What Coaches Say Impacts Athletes’ Relationship with Food and Body

Coaches are extremely influential in their athletes’ lives. Research shows that coaches can impact athletes’ performance, their self-confidence, their motivation, how they understand support, and how they view themselves.

Coaches are extremely influential in their athletes’ lives. Research shows that coaches can impact athletes’ performance, their self-confidence, their motivation, how they understand support, and how they view themselves. Coaches can promote and encourage healthy and appropriate relationships with food, body, and physical activity by:

  • Refraining from commenting on an athlete’s appearance and weight
  • Replacing negative weight/body talk with praise about effort of skill
  • Talking about food as fuel that provides energy to play well
  • Being a role model for athletes by showcasing healthy, balanced eating behaviors & positive body image.

“Coaches have the power to help prevent disordered eating & combat the body image ideal upheld within the sport culture.” Arthur-Cameselle & Baltzell, 2012

Research also shows that coaches can negatively influence athletes’ body images and eating behaviors.

  • Coach communication involving body comparisons, critical comments, and unspecific, harmful expectations can increase the likelihood that an athlete develops an eating disorder
  • “Performance-related & body weight preoccupied coaching styles increase dieting, body image anxiety, and fear of fatness in athletes.”
  • Coaches can perpetuate harmful body image ideals

Learn more about suggested phrases coaches can say to help young athletes establish healthy relationships with food &body here.

Download a PDF of this document to share with the coaches in your life here.

For a deeper dive, visit the National Eating Disorders Association Website here.

References

  • Amorose, A. J., & Horn, T. S. (2000). Intrinsic motivation: Relationships with collegiate athletes’ gender, scholarship status, and perceptions of their coaches’ behavior. Journal of Sport and Exercise Psychology, 22(1), 63-84.
  • Arthur-Cameselle, J. N., & Baltzell, A. (2012). Learning from collegiate athletes who have recovered from eating disorders: Advice to coaches, parents, and other athletes with eating disorders. Journal of Applied Sport Psychology, 24(1), 1-9.
  • Biesecker, A. C., & Martz, D. M. (1999). Impact of coaching style on vulnerability for eating disorders: An analog study. Eating Disorders, 7(3), 235-244.
  • Muscat, A. C., & Long, B. C. (2008). Critical comments about body shape and weight: Disordered eating of female athletes and sport participants.
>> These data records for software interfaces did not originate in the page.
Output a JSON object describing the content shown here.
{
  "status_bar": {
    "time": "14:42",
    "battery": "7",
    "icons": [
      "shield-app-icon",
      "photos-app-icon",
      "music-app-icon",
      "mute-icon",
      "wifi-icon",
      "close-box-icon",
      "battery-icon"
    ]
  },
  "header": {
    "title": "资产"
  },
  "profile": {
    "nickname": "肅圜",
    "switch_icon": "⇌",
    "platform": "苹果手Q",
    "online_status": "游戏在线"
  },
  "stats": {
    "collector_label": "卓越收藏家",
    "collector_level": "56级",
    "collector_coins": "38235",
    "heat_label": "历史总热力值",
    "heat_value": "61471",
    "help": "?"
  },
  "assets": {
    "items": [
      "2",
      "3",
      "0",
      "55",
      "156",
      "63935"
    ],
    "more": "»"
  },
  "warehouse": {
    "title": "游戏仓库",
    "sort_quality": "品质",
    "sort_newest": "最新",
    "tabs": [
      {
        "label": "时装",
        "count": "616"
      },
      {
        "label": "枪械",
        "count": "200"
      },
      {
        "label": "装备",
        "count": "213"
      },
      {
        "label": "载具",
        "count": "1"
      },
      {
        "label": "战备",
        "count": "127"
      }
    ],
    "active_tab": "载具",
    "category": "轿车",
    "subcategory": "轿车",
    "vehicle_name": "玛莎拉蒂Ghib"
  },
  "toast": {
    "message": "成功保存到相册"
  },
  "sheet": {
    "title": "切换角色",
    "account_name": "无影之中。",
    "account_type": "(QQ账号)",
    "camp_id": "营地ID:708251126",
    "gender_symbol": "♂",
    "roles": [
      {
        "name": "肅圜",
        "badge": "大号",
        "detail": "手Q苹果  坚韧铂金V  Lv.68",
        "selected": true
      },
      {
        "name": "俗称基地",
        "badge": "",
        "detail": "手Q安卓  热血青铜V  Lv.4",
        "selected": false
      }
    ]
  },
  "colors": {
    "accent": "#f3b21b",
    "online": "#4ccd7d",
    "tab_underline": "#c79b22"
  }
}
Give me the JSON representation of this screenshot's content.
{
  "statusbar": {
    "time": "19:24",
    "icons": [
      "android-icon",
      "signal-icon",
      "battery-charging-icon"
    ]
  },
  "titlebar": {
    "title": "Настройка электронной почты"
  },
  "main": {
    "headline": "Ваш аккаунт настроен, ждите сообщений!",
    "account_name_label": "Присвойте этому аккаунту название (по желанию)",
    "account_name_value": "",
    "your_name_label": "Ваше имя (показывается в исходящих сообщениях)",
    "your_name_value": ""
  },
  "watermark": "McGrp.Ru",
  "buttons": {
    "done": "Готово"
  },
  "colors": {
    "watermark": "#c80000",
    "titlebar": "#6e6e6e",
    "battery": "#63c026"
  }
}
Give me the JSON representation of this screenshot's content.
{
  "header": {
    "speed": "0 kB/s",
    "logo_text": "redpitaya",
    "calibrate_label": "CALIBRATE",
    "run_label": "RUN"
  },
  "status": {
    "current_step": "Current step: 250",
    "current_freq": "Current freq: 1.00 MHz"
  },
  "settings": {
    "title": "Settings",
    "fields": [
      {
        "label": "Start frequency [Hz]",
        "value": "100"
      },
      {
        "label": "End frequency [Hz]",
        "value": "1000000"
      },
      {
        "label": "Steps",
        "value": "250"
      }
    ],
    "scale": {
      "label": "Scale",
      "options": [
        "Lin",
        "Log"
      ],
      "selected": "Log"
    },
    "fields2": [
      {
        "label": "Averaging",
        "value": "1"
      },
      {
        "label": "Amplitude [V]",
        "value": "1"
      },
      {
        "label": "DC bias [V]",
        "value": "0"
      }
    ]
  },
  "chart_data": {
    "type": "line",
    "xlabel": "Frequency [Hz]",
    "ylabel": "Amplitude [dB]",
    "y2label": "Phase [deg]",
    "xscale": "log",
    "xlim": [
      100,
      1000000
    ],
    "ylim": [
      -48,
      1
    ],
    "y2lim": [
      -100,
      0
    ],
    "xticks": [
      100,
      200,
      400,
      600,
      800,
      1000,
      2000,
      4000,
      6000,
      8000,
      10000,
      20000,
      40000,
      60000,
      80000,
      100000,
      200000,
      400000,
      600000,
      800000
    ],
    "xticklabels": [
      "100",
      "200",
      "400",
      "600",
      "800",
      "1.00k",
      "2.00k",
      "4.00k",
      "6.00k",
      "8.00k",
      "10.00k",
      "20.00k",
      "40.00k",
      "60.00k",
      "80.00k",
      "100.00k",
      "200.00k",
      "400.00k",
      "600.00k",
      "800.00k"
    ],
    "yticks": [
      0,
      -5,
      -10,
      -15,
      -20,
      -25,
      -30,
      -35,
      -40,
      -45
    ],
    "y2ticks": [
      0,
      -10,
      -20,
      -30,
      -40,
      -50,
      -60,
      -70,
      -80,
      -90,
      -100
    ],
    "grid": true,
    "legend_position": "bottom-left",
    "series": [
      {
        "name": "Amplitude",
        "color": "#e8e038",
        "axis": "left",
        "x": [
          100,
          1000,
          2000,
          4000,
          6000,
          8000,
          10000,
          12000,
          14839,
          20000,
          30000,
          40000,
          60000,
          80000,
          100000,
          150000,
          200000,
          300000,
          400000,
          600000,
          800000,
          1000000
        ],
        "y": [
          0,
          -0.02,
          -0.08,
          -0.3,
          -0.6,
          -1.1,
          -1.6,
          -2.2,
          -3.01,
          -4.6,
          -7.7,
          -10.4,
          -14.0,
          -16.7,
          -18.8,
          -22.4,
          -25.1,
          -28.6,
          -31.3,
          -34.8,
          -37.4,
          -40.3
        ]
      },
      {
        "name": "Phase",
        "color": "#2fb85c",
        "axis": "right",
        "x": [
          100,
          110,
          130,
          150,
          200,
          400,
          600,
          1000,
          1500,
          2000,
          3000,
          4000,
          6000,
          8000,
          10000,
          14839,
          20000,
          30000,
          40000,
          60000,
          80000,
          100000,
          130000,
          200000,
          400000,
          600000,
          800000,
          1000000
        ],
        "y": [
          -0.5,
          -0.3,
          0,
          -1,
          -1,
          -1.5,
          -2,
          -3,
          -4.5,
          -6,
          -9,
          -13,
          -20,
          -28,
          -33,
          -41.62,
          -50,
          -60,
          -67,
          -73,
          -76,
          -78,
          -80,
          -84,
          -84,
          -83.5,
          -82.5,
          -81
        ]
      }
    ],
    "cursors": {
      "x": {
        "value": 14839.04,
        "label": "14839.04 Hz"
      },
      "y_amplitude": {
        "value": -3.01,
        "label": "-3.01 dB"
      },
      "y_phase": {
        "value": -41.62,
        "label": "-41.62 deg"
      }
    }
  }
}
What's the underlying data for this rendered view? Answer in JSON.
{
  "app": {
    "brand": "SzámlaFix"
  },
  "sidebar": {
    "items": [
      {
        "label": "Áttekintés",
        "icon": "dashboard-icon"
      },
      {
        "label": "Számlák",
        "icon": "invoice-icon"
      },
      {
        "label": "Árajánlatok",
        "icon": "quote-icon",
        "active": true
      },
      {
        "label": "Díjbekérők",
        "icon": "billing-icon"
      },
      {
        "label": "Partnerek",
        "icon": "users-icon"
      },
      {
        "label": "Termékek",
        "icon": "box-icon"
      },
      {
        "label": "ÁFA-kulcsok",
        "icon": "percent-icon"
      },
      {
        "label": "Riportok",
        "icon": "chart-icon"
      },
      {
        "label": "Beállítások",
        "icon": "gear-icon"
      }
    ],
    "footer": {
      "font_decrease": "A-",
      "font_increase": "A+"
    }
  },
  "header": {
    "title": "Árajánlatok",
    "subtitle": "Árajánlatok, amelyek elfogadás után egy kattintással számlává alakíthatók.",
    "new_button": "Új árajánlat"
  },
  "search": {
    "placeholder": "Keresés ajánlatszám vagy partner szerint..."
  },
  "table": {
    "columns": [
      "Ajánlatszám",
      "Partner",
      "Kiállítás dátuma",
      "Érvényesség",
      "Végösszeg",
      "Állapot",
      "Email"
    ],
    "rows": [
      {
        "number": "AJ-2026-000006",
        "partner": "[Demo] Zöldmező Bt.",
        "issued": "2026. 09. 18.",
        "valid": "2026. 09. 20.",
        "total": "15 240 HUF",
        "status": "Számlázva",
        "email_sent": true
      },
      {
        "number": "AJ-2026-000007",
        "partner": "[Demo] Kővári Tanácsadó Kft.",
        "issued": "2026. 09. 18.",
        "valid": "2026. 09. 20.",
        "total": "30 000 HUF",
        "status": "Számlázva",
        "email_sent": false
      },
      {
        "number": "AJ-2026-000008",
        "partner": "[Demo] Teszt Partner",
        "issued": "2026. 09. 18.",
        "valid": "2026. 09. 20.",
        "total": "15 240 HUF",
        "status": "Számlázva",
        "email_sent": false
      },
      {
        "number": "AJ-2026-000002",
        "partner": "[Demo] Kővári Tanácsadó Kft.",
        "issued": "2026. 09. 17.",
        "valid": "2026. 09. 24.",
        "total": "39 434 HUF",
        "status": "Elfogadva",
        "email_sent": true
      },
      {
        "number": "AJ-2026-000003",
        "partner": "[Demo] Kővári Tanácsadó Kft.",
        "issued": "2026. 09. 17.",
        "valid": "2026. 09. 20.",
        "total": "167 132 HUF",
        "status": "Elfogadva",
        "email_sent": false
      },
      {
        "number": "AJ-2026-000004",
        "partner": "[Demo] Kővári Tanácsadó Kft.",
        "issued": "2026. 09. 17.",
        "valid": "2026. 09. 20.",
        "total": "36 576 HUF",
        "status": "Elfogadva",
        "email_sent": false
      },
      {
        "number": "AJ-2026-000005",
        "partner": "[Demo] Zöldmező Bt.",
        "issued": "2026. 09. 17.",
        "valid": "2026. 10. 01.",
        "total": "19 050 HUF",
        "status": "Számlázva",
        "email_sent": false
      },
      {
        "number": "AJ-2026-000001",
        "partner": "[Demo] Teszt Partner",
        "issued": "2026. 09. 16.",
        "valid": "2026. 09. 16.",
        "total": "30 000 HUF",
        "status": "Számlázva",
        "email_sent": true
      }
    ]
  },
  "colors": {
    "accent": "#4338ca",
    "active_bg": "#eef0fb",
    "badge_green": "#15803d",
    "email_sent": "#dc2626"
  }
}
Journal of Applied Sport Psychology, 20(1), 1-24.
  • Turman, P. D. (2008). Coaches’ immediacy behaviors as predictors of athletes’ perceptions of satisfaction and team cohesion. Western Journal of Communication, 72(2), 162-179.